No. The tenure clock is not related to ESI status. ESI status may be extended for reasons that can include medical concerns, disability, family care responsibilities, extended periods of clinical training, natural disasters, and active duty military service. It is possible that these same circumstances may have prompted the tenure clock extension, but changes in the tenure clock will not be considered as a reason for extension of ESI status.
Postdoctoral training is not time away from research, and therefore is not considered a valid reason for an extension. In addition, didactic training that is expected in a standard postdoctoral position (such as attending lab meetings, presenting or attending conferences, or participating in the occasional university course) should not be considered grounds for an extension.
The ESI status of the PD/PI(s), on any R01 Equivalent application will be determined at the time of submission. If the PD/PI(s) on the application is/are classified as ESI on the date the application is successfully submitted to Grants.gov, the application will be flagged as ESI and will receive special consideration during the review and funding process. If the application status does not correctly reflect the ESI or NI status on the day of submission, contact ESINIH@od.nih.gov.
There is a 13 month period during which an investigator can submit the A1 resubmission application to retain ESI status.
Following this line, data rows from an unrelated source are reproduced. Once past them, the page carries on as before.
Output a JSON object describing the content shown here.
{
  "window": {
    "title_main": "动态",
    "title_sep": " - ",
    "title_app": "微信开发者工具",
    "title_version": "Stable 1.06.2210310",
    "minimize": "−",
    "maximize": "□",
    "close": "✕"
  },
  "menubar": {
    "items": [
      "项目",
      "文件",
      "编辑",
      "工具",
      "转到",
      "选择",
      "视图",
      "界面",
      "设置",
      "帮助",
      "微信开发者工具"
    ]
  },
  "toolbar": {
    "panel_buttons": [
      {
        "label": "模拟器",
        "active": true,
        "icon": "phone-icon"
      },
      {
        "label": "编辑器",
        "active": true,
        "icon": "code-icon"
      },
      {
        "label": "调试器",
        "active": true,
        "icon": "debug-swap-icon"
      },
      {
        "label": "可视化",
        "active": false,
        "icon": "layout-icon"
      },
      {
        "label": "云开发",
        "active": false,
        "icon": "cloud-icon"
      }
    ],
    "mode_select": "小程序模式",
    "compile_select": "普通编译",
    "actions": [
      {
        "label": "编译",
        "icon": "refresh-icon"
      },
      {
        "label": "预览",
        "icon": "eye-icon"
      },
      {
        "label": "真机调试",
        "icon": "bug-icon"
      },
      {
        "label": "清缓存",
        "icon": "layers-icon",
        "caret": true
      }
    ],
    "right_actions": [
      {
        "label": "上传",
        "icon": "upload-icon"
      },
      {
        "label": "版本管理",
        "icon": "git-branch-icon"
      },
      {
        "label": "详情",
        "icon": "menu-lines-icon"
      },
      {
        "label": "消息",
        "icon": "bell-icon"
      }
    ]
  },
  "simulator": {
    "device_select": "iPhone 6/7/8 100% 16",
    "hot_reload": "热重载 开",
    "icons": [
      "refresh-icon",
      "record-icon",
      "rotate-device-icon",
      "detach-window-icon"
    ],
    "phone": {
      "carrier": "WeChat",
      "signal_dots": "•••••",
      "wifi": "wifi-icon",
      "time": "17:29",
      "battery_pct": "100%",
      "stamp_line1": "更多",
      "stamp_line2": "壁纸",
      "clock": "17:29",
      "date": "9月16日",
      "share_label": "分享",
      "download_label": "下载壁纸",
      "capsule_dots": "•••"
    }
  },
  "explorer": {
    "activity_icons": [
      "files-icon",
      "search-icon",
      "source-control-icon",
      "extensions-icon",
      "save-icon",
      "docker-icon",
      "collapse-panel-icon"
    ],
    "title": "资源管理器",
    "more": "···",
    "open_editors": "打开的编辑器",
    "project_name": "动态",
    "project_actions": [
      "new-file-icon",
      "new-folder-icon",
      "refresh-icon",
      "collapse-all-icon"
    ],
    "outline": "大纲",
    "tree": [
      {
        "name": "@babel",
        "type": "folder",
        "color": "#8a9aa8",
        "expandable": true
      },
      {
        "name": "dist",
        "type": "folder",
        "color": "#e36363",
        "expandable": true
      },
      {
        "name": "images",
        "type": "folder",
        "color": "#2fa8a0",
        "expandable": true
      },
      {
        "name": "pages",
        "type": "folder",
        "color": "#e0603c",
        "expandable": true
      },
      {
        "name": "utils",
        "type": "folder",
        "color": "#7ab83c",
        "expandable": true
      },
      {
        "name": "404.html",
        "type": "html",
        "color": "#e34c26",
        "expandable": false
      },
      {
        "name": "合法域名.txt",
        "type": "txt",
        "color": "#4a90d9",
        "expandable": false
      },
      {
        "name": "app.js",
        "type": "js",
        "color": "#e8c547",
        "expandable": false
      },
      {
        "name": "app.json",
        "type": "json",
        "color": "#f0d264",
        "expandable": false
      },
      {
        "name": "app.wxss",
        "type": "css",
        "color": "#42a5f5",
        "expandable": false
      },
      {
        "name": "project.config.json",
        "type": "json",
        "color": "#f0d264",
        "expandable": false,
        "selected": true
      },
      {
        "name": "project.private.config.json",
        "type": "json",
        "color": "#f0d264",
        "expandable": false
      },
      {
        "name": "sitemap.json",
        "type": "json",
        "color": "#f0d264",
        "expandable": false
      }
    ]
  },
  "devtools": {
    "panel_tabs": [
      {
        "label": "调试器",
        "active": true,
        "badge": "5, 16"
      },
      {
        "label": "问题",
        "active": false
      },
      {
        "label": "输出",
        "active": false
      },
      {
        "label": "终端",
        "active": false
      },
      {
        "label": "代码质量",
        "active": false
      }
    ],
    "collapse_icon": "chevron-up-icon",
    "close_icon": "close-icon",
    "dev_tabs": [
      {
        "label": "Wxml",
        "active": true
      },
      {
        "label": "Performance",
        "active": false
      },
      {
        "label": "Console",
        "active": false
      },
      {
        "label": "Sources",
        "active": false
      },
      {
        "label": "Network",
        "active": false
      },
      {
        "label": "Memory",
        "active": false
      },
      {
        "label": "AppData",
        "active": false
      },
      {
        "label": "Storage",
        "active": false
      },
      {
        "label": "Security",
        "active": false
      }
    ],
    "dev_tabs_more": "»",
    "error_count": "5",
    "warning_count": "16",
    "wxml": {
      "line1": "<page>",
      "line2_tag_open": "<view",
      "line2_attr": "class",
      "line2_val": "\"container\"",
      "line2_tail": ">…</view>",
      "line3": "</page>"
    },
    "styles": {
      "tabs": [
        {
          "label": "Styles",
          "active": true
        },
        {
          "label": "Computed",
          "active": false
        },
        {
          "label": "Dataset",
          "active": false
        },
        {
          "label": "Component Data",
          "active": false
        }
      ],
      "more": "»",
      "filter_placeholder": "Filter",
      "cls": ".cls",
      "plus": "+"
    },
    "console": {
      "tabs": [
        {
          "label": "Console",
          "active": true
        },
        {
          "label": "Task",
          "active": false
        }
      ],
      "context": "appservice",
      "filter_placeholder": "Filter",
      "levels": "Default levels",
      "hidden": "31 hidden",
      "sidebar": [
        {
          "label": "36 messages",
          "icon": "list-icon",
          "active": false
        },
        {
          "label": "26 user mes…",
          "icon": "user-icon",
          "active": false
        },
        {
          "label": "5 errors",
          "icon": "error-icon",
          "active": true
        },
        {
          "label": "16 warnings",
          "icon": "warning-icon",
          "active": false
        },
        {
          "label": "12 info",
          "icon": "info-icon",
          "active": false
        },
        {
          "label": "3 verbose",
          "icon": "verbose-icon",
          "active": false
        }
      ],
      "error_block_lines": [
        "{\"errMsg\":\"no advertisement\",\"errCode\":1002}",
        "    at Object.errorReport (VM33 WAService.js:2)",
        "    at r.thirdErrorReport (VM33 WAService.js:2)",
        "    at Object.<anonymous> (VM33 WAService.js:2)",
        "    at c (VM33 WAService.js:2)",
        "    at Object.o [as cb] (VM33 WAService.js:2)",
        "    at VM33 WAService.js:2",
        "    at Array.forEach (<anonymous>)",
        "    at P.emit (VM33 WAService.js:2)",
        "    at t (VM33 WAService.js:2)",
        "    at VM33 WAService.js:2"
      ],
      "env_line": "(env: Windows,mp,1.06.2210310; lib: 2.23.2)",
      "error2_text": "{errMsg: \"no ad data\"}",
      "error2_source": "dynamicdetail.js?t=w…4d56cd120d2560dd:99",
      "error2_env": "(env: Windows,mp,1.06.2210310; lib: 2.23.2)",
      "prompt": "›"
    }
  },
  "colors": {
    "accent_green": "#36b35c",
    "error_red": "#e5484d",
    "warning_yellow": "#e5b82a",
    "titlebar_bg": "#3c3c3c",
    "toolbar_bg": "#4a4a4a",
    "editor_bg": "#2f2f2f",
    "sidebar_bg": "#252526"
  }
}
That is, if an original application is flagged as an ESI application and it is resubmitted as an amended application (A1) within 13 months after the submission date of the original application, it will retain its ESI status even if your eligibility period has expired. However, if the resubmission application (A1) is submitted more than 13 months after the submission date of the original application, the ESI status will be recalculated based on the submission date of the resubmitted application. In addition, if you have successfully competed for a substantial NIH research award at the time of submitting the A1 resubmission, then you cannot have ESI status.